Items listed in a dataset
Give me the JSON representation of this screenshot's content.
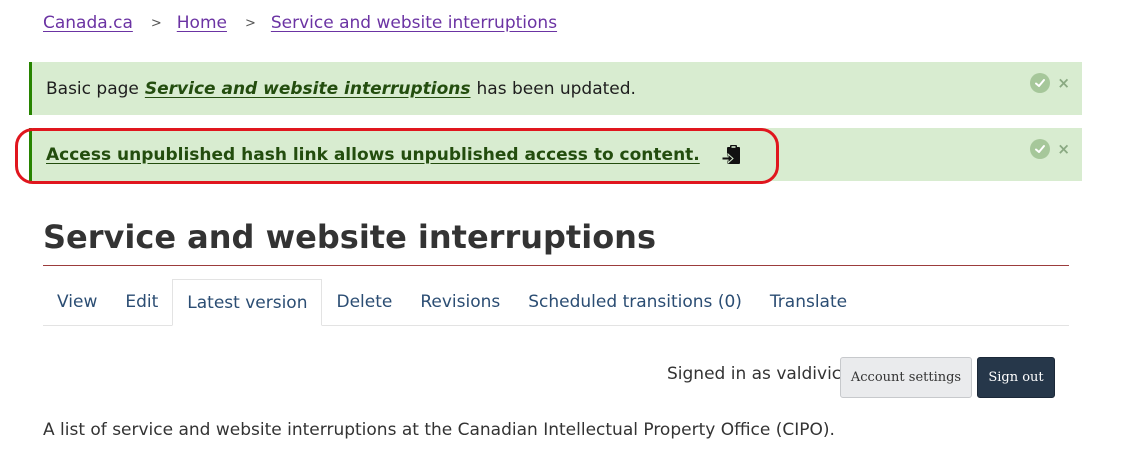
{
  "breadcrumb": {
    "items": [
      {
        "label": "Canada.ca"
      },
      {
        "label": "Home"
      },
      {
        "label": "Service and website interruptions"
      }
    ],
    "separator": ">"
  },
  "messages": {
    "status1": {
      "prefix": "Basic page",
      "link": "Service and website interruptions",
      "suffix": "has been updated."
    },
    "status2": {
      "link": "Access unpublished hash link allows unpublished access to content."
    },
    "close_glyph": "×",
    "check_icon": "check-circle-icon",
    "copy_icon": "clipboard-icon"
  },
  "page": {
    "title": "Service and website interruptions",
    "intro": "A list of service and website interruptions at the Canadian Intellectual Property Office (CIPO)."
  },
  "tabs": [
    {
      "label": "View",
      "active": false
    },
    {
      "label": "Edit",
      "active": false
    },
    {
      "label": "Latest version",
      "active": true
    },
    {
      "label": "Delete",
      "active": false
    },
    {
      "label": "Revisions",
      "active": false
    },
    {
      "label": "Scheduled transitions (0)",
      "active": false
    },
    {
      "label": "Translate",
      "active": false
    }
  ],
  "account": {
    "signed_in_text": "Signed in as valdivic",
    "settings_label": "Account settings",
    "signout_label": "Sign out"
  },
  "colors": {
    "link": "#6b33a3",
    "message_bg": "#d8ecd0",
    "message_border": "#278400",
    "highlight": "#e0161e",
    "signout_bg": "#26374a"
  }
}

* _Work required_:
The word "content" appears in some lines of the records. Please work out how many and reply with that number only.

* _Exercise solution_:
2